(Element data from apps and pages)

== Segment start ==

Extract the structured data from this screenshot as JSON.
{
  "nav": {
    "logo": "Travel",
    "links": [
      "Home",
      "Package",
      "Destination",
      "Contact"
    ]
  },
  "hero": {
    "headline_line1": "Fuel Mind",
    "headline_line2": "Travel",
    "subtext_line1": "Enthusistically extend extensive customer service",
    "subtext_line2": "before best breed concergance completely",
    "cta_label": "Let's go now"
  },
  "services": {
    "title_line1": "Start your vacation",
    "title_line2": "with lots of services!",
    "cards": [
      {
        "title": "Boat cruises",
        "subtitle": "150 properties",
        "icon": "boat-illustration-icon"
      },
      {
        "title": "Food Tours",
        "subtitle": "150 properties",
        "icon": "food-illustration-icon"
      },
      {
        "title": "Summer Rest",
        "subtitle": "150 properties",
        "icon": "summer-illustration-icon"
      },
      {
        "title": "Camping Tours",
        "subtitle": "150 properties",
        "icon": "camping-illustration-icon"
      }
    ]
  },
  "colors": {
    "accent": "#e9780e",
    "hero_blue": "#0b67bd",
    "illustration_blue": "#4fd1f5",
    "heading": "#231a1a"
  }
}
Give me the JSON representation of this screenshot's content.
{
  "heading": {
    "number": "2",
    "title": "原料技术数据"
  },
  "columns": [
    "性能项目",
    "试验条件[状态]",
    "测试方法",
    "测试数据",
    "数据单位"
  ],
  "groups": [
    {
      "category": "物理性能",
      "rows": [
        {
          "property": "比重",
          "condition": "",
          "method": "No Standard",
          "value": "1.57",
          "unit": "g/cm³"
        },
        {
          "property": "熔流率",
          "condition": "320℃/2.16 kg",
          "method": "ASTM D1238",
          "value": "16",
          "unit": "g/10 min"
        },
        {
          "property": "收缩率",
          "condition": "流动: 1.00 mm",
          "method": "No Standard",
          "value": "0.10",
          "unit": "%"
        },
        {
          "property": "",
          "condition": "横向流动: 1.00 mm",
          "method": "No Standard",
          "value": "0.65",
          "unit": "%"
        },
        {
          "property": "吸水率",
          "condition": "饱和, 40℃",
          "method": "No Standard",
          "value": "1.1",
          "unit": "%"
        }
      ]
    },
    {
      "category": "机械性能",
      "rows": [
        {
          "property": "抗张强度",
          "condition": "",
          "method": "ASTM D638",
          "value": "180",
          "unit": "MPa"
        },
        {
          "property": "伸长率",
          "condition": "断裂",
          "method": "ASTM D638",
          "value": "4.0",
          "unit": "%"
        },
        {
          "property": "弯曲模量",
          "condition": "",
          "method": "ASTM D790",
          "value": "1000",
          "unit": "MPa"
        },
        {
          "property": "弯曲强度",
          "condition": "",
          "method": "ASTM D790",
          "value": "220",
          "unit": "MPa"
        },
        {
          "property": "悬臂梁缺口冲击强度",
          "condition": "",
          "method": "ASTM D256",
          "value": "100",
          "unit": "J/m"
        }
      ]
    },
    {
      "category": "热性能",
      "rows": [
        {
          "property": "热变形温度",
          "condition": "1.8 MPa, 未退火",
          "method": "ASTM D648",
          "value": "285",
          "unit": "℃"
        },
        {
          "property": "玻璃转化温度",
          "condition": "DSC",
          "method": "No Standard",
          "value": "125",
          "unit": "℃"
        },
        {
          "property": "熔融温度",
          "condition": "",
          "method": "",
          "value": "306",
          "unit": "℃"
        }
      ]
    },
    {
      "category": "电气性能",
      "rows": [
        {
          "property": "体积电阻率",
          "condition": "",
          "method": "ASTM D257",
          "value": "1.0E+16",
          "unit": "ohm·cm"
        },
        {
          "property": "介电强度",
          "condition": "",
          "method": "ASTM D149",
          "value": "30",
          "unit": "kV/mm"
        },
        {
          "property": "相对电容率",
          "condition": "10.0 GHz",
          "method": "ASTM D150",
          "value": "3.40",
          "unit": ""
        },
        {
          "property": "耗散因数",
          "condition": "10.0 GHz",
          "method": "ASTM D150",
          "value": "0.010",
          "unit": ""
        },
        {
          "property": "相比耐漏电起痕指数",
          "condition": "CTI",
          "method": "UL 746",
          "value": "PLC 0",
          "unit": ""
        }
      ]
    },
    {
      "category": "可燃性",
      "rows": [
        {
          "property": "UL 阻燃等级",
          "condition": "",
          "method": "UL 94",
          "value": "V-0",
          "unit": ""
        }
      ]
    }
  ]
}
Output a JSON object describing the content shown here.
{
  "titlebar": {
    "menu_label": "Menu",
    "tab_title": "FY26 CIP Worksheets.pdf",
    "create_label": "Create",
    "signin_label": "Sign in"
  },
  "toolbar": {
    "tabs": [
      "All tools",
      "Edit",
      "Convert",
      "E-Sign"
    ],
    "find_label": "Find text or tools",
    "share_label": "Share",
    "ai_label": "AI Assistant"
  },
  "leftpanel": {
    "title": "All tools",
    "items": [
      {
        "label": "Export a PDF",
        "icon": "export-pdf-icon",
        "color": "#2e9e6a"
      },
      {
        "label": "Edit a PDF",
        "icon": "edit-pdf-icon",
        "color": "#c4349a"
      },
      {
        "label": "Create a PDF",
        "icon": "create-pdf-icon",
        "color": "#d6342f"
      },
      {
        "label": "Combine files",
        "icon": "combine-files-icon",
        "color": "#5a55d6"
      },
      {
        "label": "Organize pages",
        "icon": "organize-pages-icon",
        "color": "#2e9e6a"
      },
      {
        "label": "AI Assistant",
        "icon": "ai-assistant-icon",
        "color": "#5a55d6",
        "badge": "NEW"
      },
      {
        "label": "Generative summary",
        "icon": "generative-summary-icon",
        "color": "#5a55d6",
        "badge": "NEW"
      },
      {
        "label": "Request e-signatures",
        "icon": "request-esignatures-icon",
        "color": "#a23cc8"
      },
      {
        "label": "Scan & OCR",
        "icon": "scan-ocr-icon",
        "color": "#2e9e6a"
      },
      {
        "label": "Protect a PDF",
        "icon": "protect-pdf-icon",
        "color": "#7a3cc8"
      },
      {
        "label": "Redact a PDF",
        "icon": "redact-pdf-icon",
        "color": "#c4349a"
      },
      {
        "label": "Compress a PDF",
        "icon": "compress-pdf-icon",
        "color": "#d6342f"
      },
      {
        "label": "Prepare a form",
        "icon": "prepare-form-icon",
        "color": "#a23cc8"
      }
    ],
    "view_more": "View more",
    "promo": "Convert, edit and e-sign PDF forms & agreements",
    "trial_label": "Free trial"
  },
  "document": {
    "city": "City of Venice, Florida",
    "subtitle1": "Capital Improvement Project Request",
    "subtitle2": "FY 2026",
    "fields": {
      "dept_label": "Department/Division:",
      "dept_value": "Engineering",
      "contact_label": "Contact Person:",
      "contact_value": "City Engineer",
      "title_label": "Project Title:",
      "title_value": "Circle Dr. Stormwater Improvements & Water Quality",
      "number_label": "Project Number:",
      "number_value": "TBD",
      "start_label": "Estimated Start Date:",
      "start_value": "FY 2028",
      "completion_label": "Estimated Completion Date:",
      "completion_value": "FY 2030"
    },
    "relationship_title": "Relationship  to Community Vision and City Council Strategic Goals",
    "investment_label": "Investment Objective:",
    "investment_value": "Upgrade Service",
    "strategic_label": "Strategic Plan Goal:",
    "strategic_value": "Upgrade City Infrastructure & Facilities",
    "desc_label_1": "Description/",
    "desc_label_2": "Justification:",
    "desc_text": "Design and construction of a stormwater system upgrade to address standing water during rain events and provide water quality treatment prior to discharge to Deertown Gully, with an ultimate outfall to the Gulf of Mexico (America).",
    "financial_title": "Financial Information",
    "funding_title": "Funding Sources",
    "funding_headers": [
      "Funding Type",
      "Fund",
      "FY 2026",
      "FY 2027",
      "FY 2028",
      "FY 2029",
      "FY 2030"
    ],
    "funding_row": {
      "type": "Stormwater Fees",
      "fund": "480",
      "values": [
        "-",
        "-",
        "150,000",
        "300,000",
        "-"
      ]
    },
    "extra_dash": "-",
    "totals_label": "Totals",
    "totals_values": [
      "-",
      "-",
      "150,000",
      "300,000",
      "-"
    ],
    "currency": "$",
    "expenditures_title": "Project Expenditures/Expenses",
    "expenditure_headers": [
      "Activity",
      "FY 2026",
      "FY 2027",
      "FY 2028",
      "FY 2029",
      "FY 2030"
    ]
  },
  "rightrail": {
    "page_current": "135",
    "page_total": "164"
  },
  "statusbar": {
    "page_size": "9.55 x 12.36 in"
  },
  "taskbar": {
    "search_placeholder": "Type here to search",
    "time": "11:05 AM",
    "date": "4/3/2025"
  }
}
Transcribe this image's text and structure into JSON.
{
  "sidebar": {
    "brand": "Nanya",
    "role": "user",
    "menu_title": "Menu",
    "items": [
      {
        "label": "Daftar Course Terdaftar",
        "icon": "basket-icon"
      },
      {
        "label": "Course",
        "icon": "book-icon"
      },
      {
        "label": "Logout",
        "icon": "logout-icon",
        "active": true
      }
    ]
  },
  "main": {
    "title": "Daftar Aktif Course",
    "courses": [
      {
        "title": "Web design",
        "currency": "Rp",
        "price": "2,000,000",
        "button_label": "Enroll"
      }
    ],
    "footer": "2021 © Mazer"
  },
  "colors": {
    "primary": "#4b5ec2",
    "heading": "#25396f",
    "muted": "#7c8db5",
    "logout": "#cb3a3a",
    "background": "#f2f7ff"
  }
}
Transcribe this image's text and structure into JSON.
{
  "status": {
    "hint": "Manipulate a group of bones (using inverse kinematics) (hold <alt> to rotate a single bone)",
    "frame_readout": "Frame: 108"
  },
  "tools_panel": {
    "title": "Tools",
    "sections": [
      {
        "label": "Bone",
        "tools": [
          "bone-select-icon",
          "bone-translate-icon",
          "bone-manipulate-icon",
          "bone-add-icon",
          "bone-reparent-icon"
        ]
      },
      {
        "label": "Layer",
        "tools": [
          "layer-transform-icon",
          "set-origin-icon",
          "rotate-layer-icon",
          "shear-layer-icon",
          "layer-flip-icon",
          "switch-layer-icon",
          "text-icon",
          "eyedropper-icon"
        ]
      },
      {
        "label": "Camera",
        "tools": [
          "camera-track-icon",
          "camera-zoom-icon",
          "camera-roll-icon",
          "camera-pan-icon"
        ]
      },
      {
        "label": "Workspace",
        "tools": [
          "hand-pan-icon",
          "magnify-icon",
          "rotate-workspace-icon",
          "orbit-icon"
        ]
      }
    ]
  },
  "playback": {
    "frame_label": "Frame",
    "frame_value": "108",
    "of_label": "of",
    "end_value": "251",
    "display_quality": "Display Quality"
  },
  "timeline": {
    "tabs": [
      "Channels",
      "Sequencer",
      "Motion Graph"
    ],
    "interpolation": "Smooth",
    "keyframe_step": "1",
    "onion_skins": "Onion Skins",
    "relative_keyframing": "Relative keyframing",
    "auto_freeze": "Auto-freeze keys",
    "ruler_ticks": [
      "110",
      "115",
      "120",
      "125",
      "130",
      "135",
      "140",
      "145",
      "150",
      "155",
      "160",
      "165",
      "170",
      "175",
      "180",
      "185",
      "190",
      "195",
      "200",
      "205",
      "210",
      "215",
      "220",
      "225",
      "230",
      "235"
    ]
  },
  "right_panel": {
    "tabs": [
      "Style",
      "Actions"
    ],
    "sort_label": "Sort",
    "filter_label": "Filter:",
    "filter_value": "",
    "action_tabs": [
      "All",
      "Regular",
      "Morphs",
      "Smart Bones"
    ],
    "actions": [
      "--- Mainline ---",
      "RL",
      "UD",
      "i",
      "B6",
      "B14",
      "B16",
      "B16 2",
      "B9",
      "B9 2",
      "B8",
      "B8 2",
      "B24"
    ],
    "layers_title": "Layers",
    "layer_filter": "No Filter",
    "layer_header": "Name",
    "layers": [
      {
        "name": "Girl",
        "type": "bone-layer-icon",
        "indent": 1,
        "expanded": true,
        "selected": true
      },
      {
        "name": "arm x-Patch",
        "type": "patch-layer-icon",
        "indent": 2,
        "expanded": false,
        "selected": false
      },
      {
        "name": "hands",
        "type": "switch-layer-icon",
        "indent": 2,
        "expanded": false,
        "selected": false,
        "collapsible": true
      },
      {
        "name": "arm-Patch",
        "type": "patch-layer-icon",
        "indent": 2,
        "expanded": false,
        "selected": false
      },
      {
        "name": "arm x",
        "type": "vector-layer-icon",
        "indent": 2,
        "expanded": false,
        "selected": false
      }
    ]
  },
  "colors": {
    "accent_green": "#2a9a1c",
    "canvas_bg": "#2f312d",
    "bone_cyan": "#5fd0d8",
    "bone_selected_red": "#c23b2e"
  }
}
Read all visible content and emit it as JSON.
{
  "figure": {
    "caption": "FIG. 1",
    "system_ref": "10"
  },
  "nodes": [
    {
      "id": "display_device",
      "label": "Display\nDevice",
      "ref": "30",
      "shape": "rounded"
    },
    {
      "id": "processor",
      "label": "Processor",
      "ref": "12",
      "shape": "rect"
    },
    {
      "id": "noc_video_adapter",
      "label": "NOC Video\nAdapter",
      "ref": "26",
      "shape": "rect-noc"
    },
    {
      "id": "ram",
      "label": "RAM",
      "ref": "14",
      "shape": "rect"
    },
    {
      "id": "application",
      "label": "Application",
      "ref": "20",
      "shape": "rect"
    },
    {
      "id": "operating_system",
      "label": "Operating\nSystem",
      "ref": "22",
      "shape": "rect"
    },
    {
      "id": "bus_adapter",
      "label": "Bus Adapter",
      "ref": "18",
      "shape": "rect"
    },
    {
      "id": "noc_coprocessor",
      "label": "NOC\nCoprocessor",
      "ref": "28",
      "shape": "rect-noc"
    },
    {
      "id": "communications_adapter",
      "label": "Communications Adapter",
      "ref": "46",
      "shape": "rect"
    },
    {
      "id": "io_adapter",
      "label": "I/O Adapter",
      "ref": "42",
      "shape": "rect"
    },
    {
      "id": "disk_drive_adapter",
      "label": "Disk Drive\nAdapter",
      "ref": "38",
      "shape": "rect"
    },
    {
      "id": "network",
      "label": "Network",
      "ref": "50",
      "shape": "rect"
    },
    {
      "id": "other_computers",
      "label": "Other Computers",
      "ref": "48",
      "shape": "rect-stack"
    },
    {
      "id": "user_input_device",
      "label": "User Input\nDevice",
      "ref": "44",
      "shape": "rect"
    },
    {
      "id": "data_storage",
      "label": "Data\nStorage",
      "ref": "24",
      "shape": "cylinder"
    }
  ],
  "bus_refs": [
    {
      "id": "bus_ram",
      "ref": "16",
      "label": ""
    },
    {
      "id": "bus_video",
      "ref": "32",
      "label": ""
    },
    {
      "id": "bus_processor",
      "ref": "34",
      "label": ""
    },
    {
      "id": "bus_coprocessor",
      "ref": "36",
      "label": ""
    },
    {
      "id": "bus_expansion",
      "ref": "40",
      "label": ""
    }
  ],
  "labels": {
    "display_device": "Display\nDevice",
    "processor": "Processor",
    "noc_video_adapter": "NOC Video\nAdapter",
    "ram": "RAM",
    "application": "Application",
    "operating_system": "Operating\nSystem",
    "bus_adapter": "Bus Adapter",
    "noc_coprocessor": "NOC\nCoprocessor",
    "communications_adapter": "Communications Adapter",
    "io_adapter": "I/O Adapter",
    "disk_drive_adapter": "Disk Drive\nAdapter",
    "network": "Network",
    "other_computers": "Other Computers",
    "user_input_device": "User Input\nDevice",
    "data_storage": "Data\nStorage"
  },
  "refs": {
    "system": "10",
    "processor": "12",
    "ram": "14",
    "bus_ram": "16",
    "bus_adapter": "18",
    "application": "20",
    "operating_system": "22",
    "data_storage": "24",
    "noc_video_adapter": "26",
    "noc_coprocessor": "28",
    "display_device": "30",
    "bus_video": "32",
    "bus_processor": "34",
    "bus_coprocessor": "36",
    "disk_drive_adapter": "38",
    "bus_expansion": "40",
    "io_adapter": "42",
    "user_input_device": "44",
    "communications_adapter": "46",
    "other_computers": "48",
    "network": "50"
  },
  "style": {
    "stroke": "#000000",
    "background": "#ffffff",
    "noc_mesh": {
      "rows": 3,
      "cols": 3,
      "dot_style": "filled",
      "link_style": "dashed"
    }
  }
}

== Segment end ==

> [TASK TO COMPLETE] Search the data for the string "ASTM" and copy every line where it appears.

> [SOLUTION TO THIS TASK]
          "method": "ASTM D1238",
          "method": "ASTM D638",
          "method": "ASTM D638",
          "method": "ASTM D790",
          "method": "ASTM D790",
          "method": "ASTM D256",
          "method": "ASTM D648",
          "method": "ASTM D257",
          "method": "ASTM D149",
          "method": "ASTM D150",
          "method": "ASTM D150",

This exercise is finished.